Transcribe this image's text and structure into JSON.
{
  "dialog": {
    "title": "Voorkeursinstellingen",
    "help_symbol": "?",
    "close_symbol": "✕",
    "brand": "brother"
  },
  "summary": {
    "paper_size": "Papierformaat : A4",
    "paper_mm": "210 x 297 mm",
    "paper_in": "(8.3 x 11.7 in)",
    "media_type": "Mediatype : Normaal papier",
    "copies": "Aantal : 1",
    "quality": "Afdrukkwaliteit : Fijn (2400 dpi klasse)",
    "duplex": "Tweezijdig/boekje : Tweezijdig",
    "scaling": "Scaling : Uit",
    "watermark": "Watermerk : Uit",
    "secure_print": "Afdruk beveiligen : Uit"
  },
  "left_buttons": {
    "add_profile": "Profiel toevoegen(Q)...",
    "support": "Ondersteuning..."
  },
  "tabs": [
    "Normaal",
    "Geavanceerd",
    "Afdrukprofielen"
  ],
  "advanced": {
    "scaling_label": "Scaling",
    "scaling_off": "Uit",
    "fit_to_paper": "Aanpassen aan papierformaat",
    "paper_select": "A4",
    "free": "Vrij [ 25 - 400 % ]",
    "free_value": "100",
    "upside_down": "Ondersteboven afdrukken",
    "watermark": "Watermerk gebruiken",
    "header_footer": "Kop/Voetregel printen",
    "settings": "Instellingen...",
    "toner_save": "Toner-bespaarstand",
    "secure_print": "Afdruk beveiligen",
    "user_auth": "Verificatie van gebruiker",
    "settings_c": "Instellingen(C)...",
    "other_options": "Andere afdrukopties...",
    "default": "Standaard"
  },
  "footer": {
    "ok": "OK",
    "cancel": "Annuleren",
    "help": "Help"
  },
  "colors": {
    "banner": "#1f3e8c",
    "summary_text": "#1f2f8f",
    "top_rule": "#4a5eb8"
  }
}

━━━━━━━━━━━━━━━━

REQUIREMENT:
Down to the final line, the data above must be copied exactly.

WORKED SOLUTION:
Transcribe this image's text and structure into JSON.
{
  "dialog": {
    "title": "Voorkeursinstellingen",
    "help_symbol": "?",
    "close_symbol": "✕",
    "brand": "brother"
  },
  "summary": {
    "paper_size": "Papierformaat : A4",
    "paper_mm": "210 x 297 mm",
    "paper_in": "(8.3 x 11.7 in)",
    "media_type": "Mediatype : Normaal papier",
    "copies": "Aantal : 1",
    "quality": "Afdrukkwaliteit : Fijn (2400 dpi klasse)",
    "duplex": "Tweezijdig/boekje : Tweezijdig",
    "scaling": "Scaling : Uit",
    "watermark": "Watermerk : Uit",
    "secure_print": "Afdruk beveiligen : Uit"
  },
  "left_buttons": {
    "add_profile": "Profiel toevoegen(Q)...",
    "support": "Ondersteuning..."
  },
  "tabs": [
    "Normaal",
    "Geavanceerd",
    "Afdrukprofielen"
  ],
  "advanced": {
    "scaling_label": "Scaling",
    "scaling_off": "Uit",
    "fit_to_paper": "Aanpassen aan papierformaat",
    "paper_select": "A4",
    "free": "Vrij [ 25 - 400 % ]",
    "free_value": "100",
    "upside_down": "Ondersteboven afdrukken",
    "watermark": "Watermerk gebruiken",
    "header_footer": "Kop/Voetregel printen",
    "settings": "Instellingen...",
    "toner_save": "Toner-bespaarstand",
    "secure_print": "Afdruk beveiligen",
    "user_auth": "Verificatie van gebruiker",
    "settings_c": "Instellingen(C)...",
    "other_options": "Andere afdrukopties...",
    "default": "Standaard"
  },
  "footer": {
    "ok": "OK",
    "cancel": "Annuleren",
    "help": "Help"
  },
  "colors": {
    "banner": "#1f3e8c",
    "summary_text": "#1f2f8f",
    "top_rule": "#4a5eb8"
  }
}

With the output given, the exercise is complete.